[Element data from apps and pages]
______
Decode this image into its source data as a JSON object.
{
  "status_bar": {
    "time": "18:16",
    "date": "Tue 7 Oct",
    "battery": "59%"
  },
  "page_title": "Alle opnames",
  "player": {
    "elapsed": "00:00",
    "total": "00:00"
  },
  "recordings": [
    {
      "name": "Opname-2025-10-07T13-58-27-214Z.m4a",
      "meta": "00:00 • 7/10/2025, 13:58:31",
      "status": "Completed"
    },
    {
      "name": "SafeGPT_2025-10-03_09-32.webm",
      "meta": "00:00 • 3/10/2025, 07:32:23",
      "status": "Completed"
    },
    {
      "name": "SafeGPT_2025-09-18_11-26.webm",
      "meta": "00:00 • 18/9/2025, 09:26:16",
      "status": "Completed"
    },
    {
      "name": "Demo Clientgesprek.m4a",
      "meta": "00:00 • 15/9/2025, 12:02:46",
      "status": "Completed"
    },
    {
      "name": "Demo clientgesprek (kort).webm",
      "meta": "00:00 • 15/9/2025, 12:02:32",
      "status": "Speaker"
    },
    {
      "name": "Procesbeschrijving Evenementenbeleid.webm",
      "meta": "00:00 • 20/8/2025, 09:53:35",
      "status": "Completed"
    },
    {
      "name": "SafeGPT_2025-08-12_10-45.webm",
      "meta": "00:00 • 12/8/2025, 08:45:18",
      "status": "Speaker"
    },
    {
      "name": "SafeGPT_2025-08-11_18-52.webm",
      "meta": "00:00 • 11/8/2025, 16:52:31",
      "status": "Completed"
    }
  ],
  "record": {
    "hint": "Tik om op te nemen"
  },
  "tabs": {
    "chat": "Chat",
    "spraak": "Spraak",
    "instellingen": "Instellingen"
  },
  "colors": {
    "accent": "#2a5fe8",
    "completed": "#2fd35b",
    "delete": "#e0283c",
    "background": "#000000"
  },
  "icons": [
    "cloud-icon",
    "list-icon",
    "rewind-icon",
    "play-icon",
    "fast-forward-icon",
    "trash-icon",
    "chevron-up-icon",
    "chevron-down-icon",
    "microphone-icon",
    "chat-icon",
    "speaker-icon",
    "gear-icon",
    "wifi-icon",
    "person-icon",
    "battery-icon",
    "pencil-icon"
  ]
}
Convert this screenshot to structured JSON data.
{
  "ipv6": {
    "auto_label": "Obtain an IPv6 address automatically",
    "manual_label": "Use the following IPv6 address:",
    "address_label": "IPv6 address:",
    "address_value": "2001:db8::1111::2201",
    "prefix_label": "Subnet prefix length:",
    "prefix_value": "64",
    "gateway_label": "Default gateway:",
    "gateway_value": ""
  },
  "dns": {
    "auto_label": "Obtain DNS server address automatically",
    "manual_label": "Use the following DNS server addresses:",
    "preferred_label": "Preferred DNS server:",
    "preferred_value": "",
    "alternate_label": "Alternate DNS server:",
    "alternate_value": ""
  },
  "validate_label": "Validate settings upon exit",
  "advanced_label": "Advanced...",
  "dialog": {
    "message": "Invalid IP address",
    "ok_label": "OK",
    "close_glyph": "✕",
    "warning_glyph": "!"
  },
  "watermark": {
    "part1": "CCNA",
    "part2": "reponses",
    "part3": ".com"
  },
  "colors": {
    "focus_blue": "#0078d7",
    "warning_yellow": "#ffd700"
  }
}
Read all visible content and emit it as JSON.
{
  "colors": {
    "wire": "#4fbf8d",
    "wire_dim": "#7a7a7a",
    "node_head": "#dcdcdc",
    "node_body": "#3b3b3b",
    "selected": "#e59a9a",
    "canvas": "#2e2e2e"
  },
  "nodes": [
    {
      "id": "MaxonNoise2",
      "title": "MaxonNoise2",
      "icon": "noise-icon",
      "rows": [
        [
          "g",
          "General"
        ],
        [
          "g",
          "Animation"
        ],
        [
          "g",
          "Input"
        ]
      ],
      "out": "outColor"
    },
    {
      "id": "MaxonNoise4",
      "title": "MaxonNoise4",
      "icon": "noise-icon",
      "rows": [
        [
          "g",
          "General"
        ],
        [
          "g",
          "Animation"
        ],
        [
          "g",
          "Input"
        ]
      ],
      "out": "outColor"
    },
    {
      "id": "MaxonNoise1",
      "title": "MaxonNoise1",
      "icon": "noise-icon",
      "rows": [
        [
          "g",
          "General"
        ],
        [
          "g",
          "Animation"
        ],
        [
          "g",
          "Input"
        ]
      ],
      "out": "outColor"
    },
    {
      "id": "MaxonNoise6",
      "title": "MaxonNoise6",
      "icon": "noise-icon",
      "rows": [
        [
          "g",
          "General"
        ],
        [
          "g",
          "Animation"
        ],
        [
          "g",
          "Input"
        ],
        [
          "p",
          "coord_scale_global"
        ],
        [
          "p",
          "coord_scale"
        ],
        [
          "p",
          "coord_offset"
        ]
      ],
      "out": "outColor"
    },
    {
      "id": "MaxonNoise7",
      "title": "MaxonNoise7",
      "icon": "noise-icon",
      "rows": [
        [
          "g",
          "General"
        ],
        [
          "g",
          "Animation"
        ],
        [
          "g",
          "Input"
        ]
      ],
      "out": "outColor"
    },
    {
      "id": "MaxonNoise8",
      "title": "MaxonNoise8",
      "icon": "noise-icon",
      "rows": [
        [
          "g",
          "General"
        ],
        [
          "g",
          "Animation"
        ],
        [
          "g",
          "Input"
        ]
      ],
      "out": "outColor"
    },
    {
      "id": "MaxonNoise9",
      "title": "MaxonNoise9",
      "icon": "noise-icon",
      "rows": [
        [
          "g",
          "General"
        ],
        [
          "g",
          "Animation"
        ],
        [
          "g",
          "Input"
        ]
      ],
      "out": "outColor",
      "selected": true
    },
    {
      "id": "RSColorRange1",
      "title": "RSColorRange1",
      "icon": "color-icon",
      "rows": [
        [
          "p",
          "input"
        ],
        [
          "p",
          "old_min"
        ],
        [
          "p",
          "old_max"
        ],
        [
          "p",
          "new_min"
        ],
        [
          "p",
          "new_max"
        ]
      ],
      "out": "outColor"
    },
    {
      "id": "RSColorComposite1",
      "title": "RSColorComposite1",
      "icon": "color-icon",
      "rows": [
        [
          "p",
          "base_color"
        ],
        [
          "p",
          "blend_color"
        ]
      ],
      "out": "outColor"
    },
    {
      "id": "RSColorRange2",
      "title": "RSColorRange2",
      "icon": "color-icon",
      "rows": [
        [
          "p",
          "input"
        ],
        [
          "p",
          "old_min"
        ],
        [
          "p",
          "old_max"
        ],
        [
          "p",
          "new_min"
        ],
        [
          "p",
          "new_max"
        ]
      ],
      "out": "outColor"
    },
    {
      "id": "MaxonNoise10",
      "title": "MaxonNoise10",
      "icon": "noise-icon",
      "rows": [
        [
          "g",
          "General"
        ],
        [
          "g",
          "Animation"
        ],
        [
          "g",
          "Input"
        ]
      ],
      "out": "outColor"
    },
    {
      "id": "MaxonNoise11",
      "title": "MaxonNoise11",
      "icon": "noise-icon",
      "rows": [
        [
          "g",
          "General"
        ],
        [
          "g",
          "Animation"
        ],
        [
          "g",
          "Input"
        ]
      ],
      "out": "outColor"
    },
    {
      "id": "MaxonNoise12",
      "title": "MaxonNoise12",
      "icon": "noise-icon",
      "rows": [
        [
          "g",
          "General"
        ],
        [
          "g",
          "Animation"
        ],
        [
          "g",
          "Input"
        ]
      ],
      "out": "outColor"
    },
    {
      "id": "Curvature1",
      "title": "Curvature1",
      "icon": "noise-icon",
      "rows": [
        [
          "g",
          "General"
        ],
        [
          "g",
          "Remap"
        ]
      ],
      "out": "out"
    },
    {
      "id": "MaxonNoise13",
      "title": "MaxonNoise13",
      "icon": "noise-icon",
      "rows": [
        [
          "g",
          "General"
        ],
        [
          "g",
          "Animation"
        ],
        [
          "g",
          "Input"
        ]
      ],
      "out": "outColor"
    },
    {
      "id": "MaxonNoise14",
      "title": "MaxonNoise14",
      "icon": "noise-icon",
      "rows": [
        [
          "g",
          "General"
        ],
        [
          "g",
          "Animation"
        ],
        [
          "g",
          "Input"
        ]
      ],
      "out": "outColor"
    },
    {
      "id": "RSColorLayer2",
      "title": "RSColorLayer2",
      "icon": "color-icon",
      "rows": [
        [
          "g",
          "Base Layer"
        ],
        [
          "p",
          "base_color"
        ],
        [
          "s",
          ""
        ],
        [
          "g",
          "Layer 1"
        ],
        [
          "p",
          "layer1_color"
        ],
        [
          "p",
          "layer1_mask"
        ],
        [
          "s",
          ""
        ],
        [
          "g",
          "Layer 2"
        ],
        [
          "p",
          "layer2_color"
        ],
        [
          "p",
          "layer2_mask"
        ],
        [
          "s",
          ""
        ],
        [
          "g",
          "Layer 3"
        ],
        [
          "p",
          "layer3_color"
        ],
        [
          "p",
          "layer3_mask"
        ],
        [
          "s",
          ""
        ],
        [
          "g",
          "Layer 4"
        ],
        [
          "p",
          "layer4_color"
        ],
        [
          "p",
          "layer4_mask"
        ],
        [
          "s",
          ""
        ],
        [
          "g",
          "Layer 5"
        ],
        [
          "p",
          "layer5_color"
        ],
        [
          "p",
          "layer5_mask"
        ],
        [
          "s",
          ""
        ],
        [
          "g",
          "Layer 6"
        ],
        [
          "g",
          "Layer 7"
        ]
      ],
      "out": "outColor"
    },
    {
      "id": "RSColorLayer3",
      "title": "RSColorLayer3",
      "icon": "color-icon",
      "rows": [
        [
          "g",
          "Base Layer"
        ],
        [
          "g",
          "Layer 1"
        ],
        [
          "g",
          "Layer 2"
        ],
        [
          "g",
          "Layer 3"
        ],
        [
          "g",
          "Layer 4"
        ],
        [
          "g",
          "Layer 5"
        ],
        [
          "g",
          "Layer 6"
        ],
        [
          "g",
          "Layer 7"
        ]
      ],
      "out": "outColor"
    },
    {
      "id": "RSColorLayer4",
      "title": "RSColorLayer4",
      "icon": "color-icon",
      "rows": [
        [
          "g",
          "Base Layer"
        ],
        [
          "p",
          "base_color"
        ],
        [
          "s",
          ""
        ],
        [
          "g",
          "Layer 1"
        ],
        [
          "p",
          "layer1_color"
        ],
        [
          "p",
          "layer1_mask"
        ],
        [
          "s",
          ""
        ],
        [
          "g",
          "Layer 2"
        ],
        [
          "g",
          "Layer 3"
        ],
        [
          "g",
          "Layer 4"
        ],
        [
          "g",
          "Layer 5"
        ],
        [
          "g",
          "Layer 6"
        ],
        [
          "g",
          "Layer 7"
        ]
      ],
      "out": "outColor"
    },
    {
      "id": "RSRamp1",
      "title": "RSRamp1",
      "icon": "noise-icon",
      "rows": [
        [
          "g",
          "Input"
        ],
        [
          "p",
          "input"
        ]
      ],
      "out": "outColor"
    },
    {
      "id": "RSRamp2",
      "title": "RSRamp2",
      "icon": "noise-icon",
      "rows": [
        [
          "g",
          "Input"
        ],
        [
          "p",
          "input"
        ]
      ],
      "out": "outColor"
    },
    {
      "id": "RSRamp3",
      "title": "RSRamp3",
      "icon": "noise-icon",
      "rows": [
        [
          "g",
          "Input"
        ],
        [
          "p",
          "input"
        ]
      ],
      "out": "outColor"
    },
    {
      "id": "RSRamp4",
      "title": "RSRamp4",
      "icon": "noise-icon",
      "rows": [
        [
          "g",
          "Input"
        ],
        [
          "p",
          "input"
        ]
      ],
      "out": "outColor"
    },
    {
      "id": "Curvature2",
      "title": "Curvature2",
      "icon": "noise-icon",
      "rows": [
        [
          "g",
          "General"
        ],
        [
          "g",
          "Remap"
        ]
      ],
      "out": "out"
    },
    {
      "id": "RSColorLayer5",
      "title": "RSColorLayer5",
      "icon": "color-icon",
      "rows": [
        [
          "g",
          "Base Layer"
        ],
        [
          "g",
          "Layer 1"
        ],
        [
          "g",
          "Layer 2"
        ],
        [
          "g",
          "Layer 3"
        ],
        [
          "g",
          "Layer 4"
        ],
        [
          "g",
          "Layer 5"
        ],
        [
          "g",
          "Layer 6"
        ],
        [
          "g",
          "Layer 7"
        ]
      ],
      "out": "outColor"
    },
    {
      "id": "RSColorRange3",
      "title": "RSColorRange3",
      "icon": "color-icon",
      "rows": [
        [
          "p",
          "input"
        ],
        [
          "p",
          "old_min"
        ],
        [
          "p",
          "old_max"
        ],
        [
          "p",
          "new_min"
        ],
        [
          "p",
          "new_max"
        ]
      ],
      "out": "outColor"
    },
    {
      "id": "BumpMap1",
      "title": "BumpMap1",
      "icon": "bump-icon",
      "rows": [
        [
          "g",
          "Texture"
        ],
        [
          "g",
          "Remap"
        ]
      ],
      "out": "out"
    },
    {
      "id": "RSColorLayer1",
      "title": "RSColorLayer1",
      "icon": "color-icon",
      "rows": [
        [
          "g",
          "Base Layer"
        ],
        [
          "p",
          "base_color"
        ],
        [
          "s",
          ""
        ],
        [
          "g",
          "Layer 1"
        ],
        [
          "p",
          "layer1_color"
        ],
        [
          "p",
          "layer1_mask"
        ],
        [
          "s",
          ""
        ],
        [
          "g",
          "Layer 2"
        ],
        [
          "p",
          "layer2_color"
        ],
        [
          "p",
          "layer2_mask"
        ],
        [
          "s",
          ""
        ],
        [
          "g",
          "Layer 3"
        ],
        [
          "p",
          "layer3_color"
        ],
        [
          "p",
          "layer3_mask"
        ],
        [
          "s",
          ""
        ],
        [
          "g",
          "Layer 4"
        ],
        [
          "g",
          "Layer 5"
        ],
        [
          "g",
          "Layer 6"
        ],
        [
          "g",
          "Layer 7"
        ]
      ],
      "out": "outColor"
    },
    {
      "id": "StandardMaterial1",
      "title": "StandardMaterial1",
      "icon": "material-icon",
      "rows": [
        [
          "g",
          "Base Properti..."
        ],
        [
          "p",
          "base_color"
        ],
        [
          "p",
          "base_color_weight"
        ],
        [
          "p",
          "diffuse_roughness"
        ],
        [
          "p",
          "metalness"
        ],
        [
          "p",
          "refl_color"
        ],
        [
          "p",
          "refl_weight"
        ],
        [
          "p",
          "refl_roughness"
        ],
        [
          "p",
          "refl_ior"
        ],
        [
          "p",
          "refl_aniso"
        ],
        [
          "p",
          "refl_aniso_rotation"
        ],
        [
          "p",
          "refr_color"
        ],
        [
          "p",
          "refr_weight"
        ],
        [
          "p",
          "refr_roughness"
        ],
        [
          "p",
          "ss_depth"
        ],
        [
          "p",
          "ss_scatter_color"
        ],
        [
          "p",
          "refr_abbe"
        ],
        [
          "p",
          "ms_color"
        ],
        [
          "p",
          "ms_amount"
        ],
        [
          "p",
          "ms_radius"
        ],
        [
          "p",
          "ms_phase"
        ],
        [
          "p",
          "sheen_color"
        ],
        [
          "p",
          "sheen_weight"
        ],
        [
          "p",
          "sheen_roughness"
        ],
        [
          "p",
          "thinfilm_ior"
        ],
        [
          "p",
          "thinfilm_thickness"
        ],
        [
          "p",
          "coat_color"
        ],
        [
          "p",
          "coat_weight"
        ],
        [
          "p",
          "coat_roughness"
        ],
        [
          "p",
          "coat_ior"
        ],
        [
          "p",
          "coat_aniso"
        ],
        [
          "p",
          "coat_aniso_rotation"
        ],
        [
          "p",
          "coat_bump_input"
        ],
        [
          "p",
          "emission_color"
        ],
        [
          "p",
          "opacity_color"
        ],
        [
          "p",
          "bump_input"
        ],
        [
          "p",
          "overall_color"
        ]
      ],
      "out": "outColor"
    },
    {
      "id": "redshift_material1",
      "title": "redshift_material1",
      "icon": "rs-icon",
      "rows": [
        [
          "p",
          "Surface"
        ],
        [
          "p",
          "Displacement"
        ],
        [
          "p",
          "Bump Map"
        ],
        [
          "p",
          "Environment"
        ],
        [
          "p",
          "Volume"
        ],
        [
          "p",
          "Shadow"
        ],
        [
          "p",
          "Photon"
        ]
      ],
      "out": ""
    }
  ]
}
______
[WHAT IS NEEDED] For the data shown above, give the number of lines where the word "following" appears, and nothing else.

[RESULT] 2